AIM OF THE TASK ▸
Please copy out each line of the entries in which "this" appears.

=== Begin Enclosure ===

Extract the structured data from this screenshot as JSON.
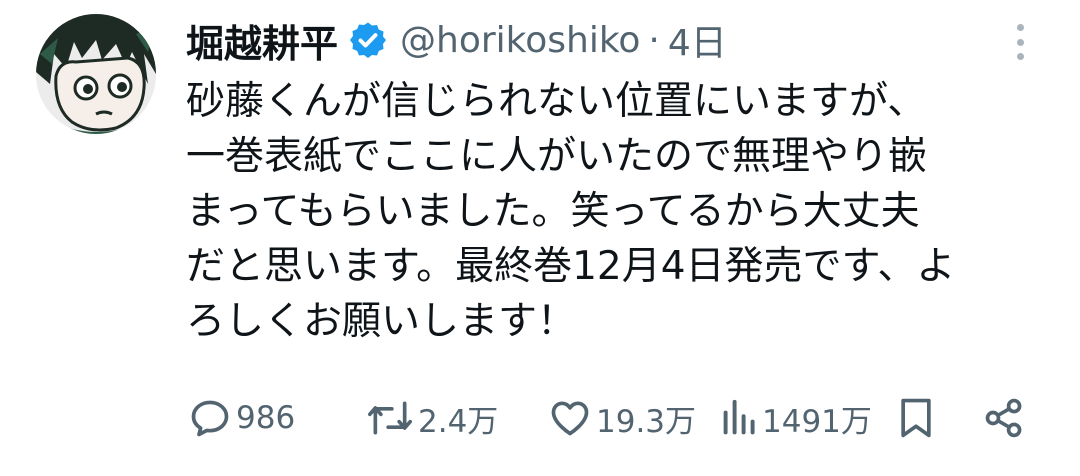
{
  "author": {
    "display_name": "堀越耕平",
    "handle": "@horikoshiko",
    "separator": "·",
    "time": "4日",
    "verified": true,
    "avatar_icon": "avatar-illustration"
  },
  "text_lines": [
    "砂藤くんが信じられない位置にいますが、",
    "一巻表紙でここに人がいたので無理やり嵌",
    "まってもらいました。笑ってるから大丈夫",
    "だと思います。最終巻12月4日発売です、よ",
    "ろしくお願いします！"
  ],
  "actions": {
    "reply": {
      "icon": "reply-icon",
      "count": "986"
    },
    "retweet": {
      "icon": "retweet-icon",
      "count": "2.4万"
    },
    "like": {
      "icon": "heart-icon",
      "count": "19.3万"
    },
    "views": {
      "icon": "views-icon",
      "count": "1491万"
    },
    "bookmark": {
      "icon": "bookmark-icon"
    },
    "share": {
      "icon": "share-icon"
    }
  },
  "colors": {
    "text": "#0f1419",
    "secondary": "#536471",
    "verified": "#1d9bf0",
    "background": "#ffffff"
  }
}
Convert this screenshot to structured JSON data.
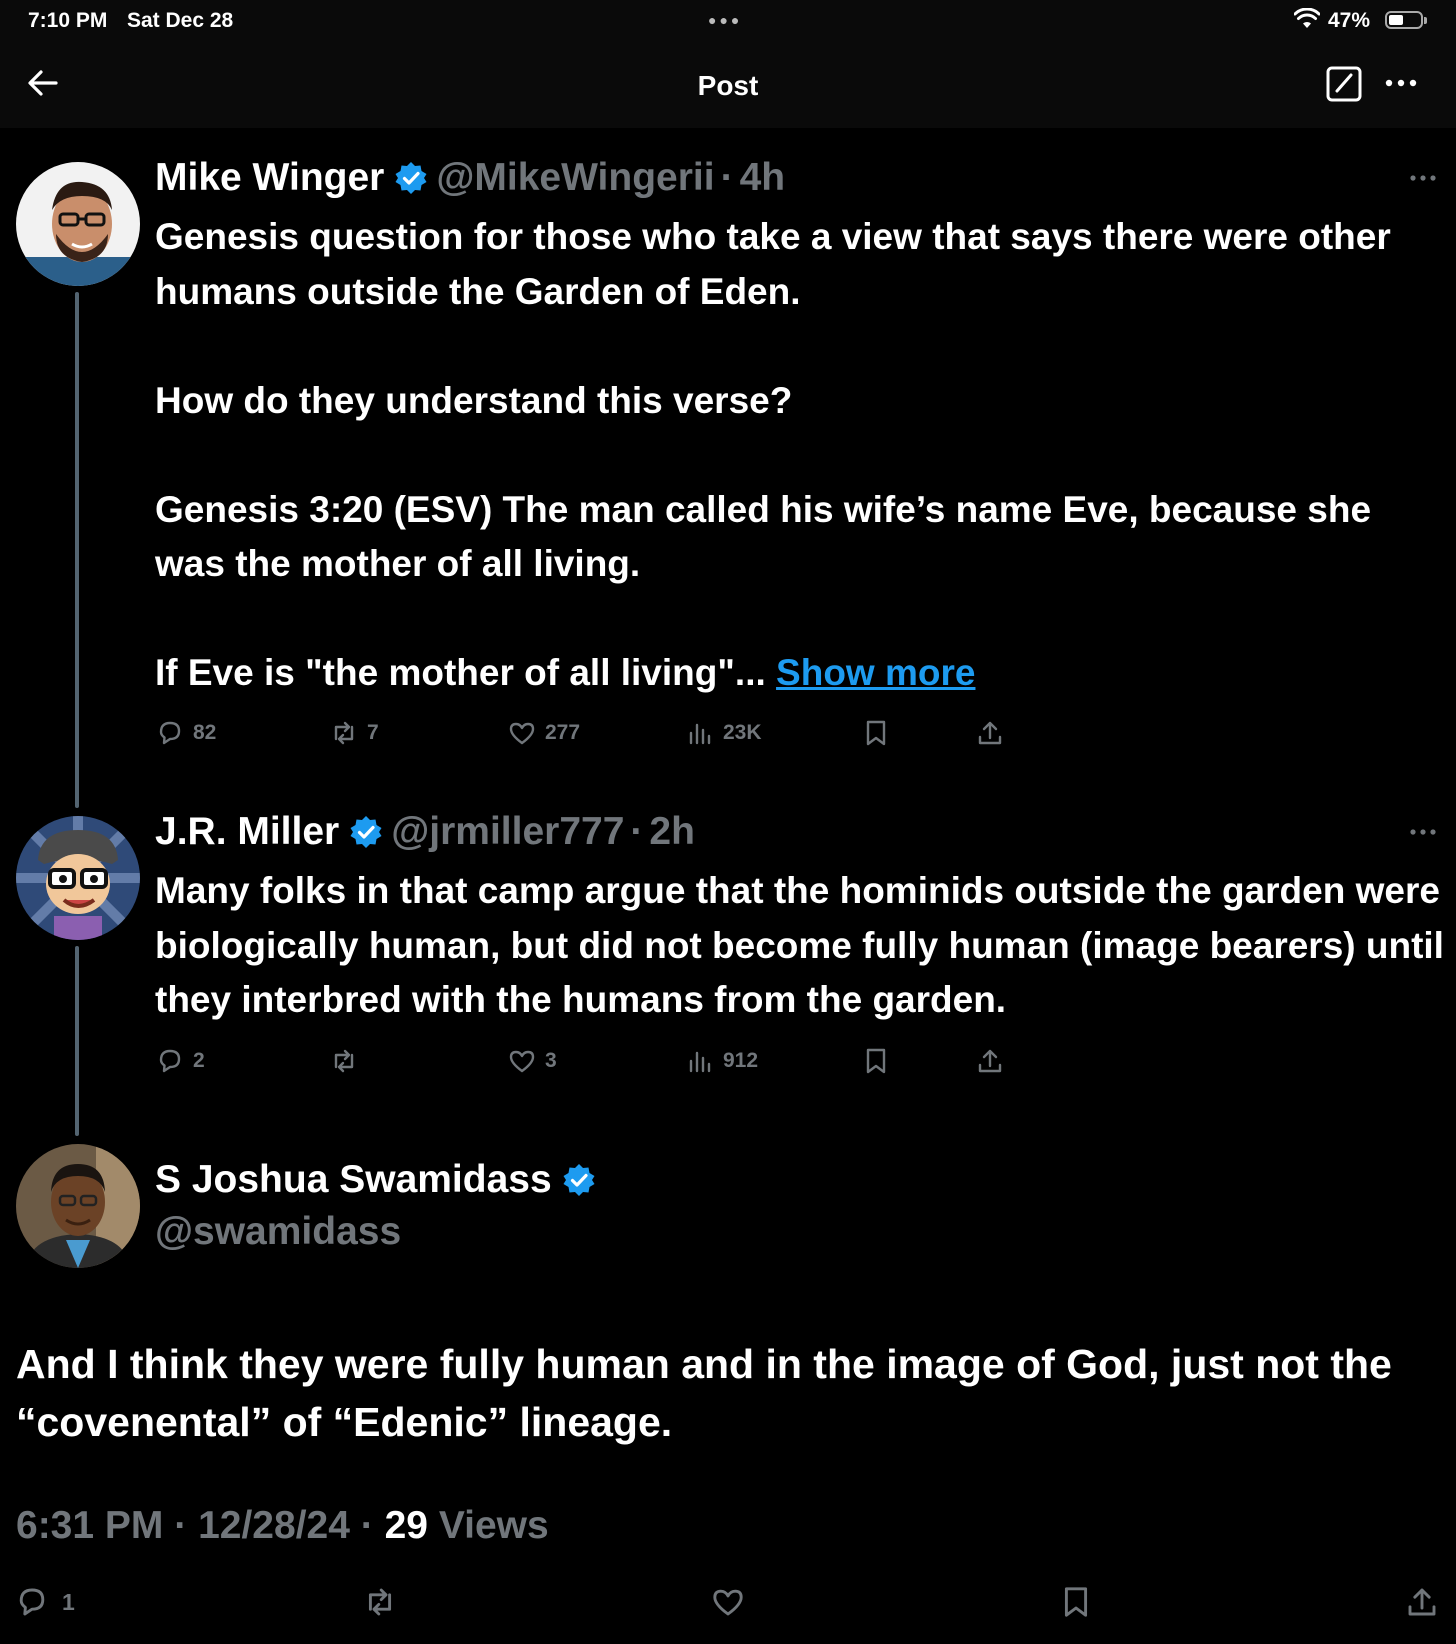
{
  "status_bar": {
    "time": "7:10 PM",
    "date": "Sat Dec 28",
    "battery": "47%",
    "battery_level": 0.47
  },
  "nav": {
    "title": "Post"
  },
  "thread": [
    {
      "name": "Mike Winger",
      "handle": "@MikeWingerii",
      "separator": "·",
      "age": "4h",
      "paragraphs": [
        "Genesis question for those who take a view that says there were other humans outside the Garden of Eden.",
        "How do they understand this verse?",
        "Genesis 3:20 (ESV) The man called his wife’s name Eve, because she was the mother of all living."
      ],
      "truncated_text": "If Eve is \"the mother of all living\"...",
      "show_more": "Show more",
      "stats": {
        "replies": "82",
        "reposts": "7",
        "likes": "277",
        "views": "23K"
      }
    },
    {
      "name": "J.R. Miller",
      "handle": "@jrmiller777",
      "separator": "·",
      "age": "2h",
      "paragraphs": [
        "Many folks in that camp argue that the hominids outside the garden were biologically human, but did not become fully human (image bearers) until they interbred with the humans from the garden."
      ],
      "stats": {
        "replies": "2",
        "reposts": "",
        "likes": "3",
        "views": "912"
      }
    }
  ],
  "main_post": {
    "name": "S Joshua Swamidass",
    "handle": "@swamidass",
    "text": "And I think they were fully human and in the image of God, just not the “covenental” of “Edenic” lineage.",
    "time": "6:31 PM",
    "sep1": "·",
    "date": "12/28/24",
    "sep2": "·",
    "views_count": "29",
    "views_label": "Views",
    "replies": "1"
  },
  "colors": {
    "background": "#000000",
    "link": "#1d9bf0",
    "verified": "#1d9bf0",
    "muted": "#71767b",
    "thread_line": "#536471"
  }
}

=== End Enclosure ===

EXPECTED OUTPUT ▸
Extract the structured data from this screenshot as JSON.
Convert this screenshot to structured JSON data.
        "How do they understand this verse?",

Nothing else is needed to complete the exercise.